Following the description of the single household in which three women were killed, Ramsey noted that PG&E CEO Johnson was among the company officials, including its outgoing board of directors, forced to listen to the recording of their horrific end.
The order came from U.S. District Judge William Alsup, the judge overseeing PG&E’s criminal probation stemming from the San Bruno explosion. He also ordered the board to tour the blackened landscape of Paradise roughly six months after the wildfire.
In May, Alsup called the utility a “recalcitrant criminal.” And in the Chico courtroom during sentencing proceedings, other choice words by the federal judge were quoted more than once.
Ramsey noted that, under state law and based on the evidence, PG&E’s executives are exempted from serving prison sentences. Moreover, a corporation itself cannot be imprisoned.
“To really demonstrate the consequences of its misbehavior, we can only punish it by penalizing it financially, which quite frankly, under law, is too little for the enormity of the criminal behavior,” he said. “But it is a start. More than anything else today, by the historic nature of PG&E’s pleas to the 84 homicide counts, we establish something that might answer that question. What can we do to make it safe?”
PG&E’s interim CEO, Bill Smith, flanked by attorneys and Aaron Johnson, the utility’s VP of wildfire safety and public engagement, represented the company that day. He said the corporation had heard “every word” spoken by the loved ones of those killed by the wildfire.
“We will never forget their pain.
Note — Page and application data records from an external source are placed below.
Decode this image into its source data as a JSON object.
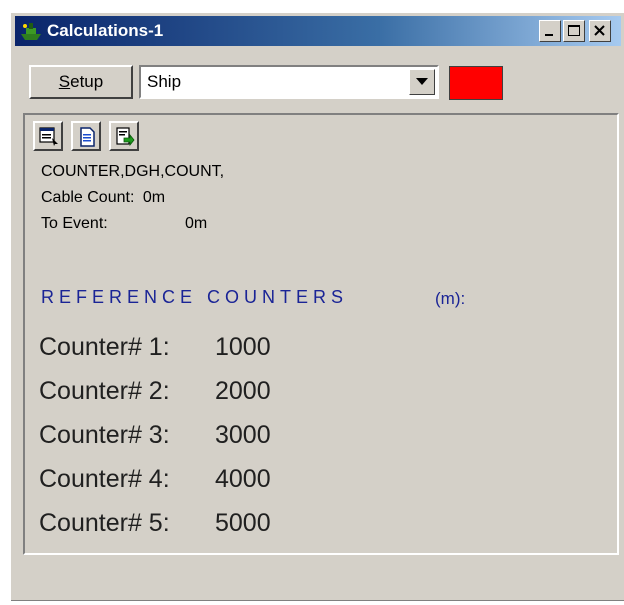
{
  "window": {
    "title": "Calculations-1",
    "buttons": [
      "minimize",
      "maximize",
      "close"
    ]
  },
  "toolbar": {
    "setup_label_underlined": "S",
    "setup_label_rest": "etup",
    "vessel_select_value": "Ship",
    "status_color": "#ff0000"
  },
  "icons": [
    "ship-icon",
    "window-settings-icon",
    "document-icon",
    "export-icon",
    "chevron-down-icon"
  ],
  "info": {
    "source": "COUNTER,DGH,COUNT,",
    "cable_count_label": "Cable Count:",
    "cable_count_value": "0m",
    "to_event_label": "To Event:",
    "to_event_value": "0m"
  },
  "reference": {
    "heading": "REFERENCE COUNTERS",
    "unit": "(m):",
    "counters": [
      {
        "label": "Counter# 1:",
        "value": "1000"
      },
      {
        "label": "Counter# 2:",
        "value": "2000"
      },
      {
        "label": "Counter# 3:",
        "value": "3000"
      },
      {
        "label": "Counter# 4:",
        "value": "4000"
      },
      {
        "label": "Counter# 5:",
        "value": "5000"
      }
    ]
  },
  "colors": {
    "title_bar": "#0a246a",
    "window_bg": "#d4d0c8",
    "heading_text": "#1a2496",
    "status_red": "#ff0000"
  }
}
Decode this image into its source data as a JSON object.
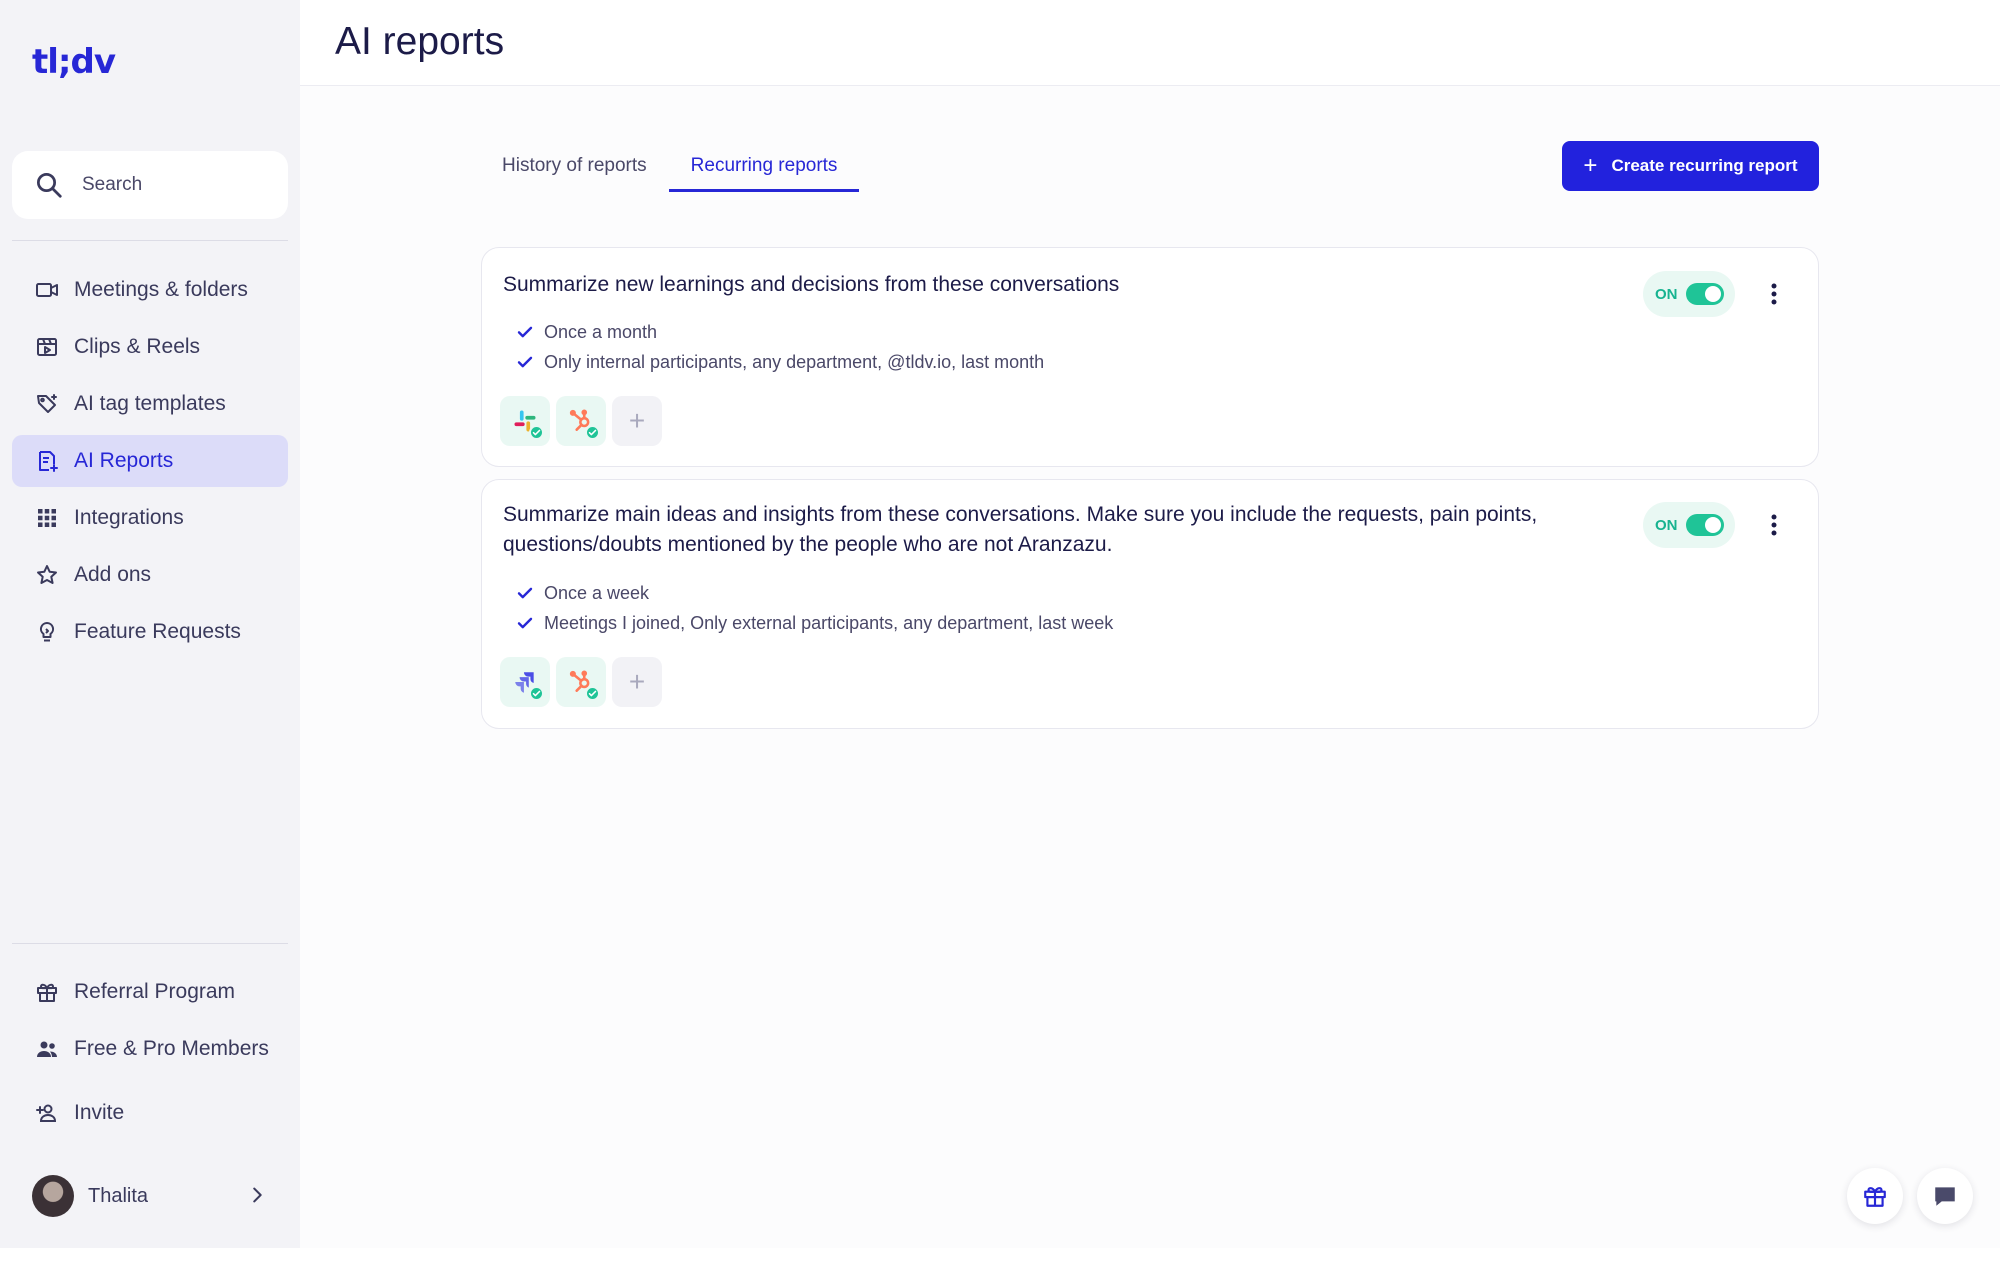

It can never be said too many times: We accept responsibility for our role in the Camp Fire, and all 23,000 employees are committed to making sure our equipment never again causes a catastrophe like this,” Smith said.
“On behalf of everyone at PG&E, I’m truly sorry for the terrible loss of life and the physical and emotional damage resulting from the fire. I recognize that no apology, no plea, no sentencing can undo that damage, and no passage of time can lessen the anguish that we heard expressed in this courtroom.
“All of us know that actions speak louder than words,” he continued. “We have taken action and we will continue to take action to combat the growing threat of wildfires and to keep our customers and communities safe.”
Butte County Superior Court Judge Michael R. Deems echoed Ramsey regarding the exemption for prison time.
“The court has considered the facts of this case, which establish a callous disregard for the safety and property of the citizens of Butte County,” he said. “The court has also considered that the only means of exacting punishment for the many serious crimes to which PG&E has pleaded is to impose a fine. Accordingly, the sentence imposed will be the maximum fines authorized by law.”
But before doing so, ruling that the company pay nearly $3.5 million in fines, fees, assessments and surcharges, plus another $500,000 for the cost of the investigation, Deems quoted Alsup, the federal judge.
“If ever there was a corporation that deserved to go to prison, it’s PG&E.”